++++ Information shown ++++

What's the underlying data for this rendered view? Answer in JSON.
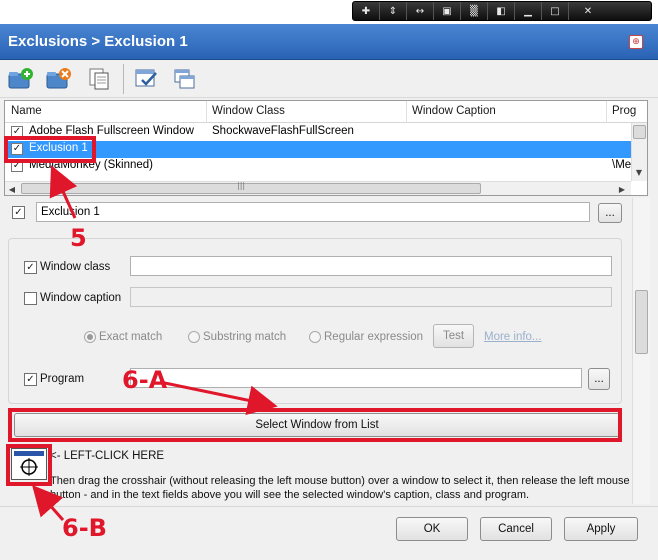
{
  "window": {
    "title": "Exclusions > Exclusion 1"
  },
  "toolbar": {
    "buttons": [
      {
        "name": "add-exclusion",
        "icon": "folder-plus-icon"
      },
      {
        "name": "delete-exclusion",
        "icon": "folder-x-icon"
      },
      {
        "name": "duplicate-exclusion",
        "icon": "copy-pages-icon"
      },
      {
        "name": "check-all",
        "icon": "checklist-icon"
      },
      {
        "name": "uncheck-all",
        "icon": "window-stack-icon"
      }
    ]
  },
  "list": {
    "columns": [
      "Name",
      "Window Class",
      "Window Caption",
      "Prog"
    ],
    "rows": [
      {
        "checked": true,
        "name": "Adobe Flash Fullscreen Window",
        "class": "ShockwaveFlashFullScreen",
        "caption": "",
        "program": ""
      },
      {
        "checked": true,
        "name": "Exclusion 1",
        "class": "",
        "caption": "",
        "program": "",
        "selected": true
      },
      {
        "checked": true,
        "name": "MediaMonkey (Skinned)",
        "class": "",
        "caption": "",
        "program": "\\Me"
      }
    ]
  },
  "details": {
    "name_value": "Exclusion 1",
    "browse_label": "...",
    "window_class": {
      "label": "Window class",
      "checked": true,
      "value": ""
    },
    "window_caption": {
      "label": "Window caption",
      "checked": false,
      "value": ""
    },
    "match": {
      "options": [
        "Exact match",
        "Substring match",
        "Regular expression"
      ],
      "selected": "Exact match",
      "test_label": "Test",
      "more_info": "More info..."
    },
    "program": {
      "label": "Program",
      "checked": true,
      "value": "",
      "browse_label": "..."
    },
    "select_window_label": "Select Window from List",
    "left_click_label": "<- LEFT-CLICK HERE",
    "help_text": "Then drag the crosshair (without releasing the left mouse button) over a window to select it, then release the left mouse button - and in the text fields above you will see the selected window's caption, class and program."
  },
  "footer": {
    "ok_label": "OK",
    "cancel_label": "Cancel",
    "apply_label": "Apply"
  },
  "annotations": {
    "label_5": "5",
    "label_6a": "6-A",
    "label_6b": "6-B",
    "color": "#e0162a"
  },
  "colors": {
    "titlebar": "#3572c6",
    "selection": "#3399ff"
  }
}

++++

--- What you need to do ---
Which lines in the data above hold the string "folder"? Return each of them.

--- Result for this exercise ---
        "icon": "folder-plus-icon"
        "icon": "folder-x-icon"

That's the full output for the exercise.